Maybe this evidence is being met with nods of those who recognize Morgan as the greatest Reds hitter. Perhaps the general public gives Morgan his due more than it seems. But on a national level, Morgan’s name seems to be absent from any discussion of all-time great players. The old standards are always there—Ruth, Mays, Williams, Mantle, etc.—but Morgan is left behind. Yes, he didn’t have the longevity of many of the game’s best players. But many great players didn’t have the kind of consistency Morgan showed in Cincinnati.
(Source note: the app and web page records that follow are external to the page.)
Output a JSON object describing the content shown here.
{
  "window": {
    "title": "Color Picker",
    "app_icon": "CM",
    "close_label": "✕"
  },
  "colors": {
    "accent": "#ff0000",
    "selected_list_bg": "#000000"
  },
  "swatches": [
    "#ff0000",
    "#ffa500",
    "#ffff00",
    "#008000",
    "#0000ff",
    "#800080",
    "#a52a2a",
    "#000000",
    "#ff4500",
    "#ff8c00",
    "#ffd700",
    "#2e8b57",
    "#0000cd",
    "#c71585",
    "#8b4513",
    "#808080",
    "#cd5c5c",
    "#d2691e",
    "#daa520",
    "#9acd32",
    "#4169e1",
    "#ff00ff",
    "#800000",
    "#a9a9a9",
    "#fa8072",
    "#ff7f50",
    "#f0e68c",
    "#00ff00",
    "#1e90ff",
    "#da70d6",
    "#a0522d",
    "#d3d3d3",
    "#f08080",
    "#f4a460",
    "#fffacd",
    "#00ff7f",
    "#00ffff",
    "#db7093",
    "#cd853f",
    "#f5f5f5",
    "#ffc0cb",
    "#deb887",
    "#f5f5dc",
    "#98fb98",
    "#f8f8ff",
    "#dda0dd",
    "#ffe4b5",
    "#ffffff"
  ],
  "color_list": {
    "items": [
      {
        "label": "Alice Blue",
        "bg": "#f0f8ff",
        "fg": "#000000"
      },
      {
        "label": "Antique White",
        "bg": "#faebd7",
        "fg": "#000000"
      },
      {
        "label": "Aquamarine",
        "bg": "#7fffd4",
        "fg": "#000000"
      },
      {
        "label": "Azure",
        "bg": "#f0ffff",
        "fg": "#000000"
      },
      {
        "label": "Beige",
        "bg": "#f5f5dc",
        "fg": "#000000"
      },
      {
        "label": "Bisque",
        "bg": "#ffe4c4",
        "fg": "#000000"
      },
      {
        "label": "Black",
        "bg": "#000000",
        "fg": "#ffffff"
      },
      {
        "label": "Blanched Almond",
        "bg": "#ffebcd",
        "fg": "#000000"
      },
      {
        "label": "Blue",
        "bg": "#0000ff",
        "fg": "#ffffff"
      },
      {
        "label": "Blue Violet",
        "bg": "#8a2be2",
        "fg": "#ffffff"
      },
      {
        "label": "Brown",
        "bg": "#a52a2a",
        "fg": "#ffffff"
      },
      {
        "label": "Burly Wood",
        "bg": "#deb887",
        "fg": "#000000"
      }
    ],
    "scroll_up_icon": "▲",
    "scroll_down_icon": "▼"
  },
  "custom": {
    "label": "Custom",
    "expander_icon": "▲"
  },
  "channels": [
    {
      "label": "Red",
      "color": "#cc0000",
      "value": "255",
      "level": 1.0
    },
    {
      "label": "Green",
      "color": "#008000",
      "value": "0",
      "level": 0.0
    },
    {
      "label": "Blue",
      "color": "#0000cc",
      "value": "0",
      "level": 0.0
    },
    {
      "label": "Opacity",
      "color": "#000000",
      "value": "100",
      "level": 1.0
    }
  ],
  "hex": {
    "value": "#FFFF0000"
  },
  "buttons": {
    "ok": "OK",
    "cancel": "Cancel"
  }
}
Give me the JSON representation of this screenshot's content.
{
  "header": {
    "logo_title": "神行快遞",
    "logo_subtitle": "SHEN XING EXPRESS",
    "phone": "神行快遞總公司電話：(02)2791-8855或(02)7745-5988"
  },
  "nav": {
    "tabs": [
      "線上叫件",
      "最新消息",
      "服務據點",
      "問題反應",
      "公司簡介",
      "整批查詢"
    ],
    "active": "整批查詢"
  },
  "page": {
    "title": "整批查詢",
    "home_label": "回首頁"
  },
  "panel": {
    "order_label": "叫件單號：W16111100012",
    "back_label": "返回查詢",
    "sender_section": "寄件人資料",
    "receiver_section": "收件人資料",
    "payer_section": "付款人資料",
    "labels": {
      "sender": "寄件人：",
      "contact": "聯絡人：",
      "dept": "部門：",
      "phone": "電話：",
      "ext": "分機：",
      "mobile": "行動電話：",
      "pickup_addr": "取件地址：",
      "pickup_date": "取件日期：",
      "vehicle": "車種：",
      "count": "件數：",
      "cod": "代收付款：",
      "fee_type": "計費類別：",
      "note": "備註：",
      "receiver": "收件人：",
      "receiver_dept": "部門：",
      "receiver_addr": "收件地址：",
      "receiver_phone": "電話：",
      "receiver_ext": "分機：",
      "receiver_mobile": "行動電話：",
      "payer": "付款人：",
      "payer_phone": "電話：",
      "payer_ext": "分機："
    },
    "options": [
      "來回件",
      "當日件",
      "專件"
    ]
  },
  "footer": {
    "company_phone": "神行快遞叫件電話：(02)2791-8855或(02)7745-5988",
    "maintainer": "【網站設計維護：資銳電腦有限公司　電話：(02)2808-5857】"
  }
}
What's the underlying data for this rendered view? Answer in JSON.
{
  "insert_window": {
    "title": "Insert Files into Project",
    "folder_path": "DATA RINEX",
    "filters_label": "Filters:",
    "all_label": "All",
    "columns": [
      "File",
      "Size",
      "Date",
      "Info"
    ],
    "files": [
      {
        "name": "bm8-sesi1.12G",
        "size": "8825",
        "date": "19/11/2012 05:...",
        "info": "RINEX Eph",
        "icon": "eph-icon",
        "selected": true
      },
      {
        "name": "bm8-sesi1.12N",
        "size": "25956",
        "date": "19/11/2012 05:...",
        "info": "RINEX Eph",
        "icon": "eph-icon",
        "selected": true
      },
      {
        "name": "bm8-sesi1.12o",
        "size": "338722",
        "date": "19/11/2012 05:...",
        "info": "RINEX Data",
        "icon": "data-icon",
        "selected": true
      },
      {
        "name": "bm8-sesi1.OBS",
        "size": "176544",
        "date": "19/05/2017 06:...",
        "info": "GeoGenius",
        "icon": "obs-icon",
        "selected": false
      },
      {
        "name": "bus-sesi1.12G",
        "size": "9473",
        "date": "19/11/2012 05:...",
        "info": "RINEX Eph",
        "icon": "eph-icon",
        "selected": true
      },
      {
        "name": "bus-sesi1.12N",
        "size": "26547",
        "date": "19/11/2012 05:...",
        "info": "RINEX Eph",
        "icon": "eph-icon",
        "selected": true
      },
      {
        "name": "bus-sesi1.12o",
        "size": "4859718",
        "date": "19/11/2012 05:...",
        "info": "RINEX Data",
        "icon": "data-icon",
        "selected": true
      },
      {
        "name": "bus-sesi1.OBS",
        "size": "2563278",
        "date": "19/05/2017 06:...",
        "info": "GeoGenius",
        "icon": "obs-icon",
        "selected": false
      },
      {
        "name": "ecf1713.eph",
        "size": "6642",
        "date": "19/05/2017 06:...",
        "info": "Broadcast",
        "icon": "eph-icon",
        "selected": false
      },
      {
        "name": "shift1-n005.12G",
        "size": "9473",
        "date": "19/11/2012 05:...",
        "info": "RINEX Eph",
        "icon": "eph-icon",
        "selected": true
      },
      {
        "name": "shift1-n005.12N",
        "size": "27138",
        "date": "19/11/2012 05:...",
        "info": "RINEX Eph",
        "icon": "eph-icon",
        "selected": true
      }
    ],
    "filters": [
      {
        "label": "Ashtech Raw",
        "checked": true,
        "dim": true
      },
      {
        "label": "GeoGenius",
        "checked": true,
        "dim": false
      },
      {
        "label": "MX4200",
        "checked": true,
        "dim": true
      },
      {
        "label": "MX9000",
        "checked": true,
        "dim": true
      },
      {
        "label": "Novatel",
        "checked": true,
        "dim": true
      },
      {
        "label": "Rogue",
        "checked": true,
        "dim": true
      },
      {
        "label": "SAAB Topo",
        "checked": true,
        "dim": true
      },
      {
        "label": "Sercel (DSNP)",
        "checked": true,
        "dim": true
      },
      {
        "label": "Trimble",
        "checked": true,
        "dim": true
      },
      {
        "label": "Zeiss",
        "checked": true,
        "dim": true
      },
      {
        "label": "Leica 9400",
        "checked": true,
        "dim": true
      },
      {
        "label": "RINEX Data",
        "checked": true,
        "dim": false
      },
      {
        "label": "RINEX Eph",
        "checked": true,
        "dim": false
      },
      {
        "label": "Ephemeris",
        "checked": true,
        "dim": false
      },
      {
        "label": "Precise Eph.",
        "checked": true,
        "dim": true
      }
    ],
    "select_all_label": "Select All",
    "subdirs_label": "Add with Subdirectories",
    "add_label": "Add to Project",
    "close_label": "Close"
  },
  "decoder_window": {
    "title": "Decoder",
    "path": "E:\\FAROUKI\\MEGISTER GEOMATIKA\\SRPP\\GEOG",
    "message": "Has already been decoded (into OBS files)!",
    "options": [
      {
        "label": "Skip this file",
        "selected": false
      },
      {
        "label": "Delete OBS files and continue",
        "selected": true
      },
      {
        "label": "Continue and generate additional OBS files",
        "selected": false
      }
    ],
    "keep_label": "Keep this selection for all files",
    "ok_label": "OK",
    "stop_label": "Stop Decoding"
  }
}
So I attempted to place Morgan’s five-year stretch into historical context as well. Here’s the methodology: using Baseball Reference’s Play Index, I searched for players with the most seasons with a WAR of 9.0 or greater. There are 54 players in history that have reached this plateau once, but only 25 have done it multiple times. (Of those 25, Morgan is one of 13 players with four or more years of +9.0 WAR.) I looked at each of the 25 players with 2+ seasons of a 9.0 WAR and found the best two- and five-year stretches for each player. Now, it is possible for a player to have a higher five-year stretch without ever having a 9.0+ WAR season (for example, if they had back-to-back 9 WAR seasons followed by three straight 5 WAR seasons, they’d be surpassed by someone with five 7 WAR seasons.) but those examples are few and far between and don’t make a dent in the final tally.
Here are the results, sorted by five year-stretch.
|Player||Best 2-yr WAR||Years||Best 5-yr WAR||Years|
|Ted Williams||21.2||1941-42||50.4||1941-42, 1946-48|
|Ken Griffey Jr.||18.8||1996-97||37.7||1993-97|
|Shoeless Joe Jackson||18.8||1911-12||34.4||1911-15|
(Two notes about that table. First, while this does show Babe Ruth’s greatest five-year stretch, he actually had two separate five-year stretches over 50 WAR. No overlapping years or anything. That’s absurd. Secondly, I included Ted Williams’s five-year stretch even though it was broken up by his service in World War II.)
Morgan did not have the longevity of some of these players, and that matters. But remember, these are the best five-year stretches for these great players. If they were applying for a job and were asked for their best five clips rather than the entirety of their work, this is what they’d show. And in that case, the interviewer would see that Morgan topped the five year stretches of Gehrig, Musial, Cobb, Foxx, and Yastrzemski. He’s tied with Mantle and within shouting distance of Williams, Hornsby, and Wagner. These are the best years of their careers, and Morgan is right there among guys he’s rarely mentioned with—the games’s greatest and most celebrated legends.
Adam Flango is an Associate Editor at Cincinnati Magazine. You can follow him on Twitter at @adam_flango.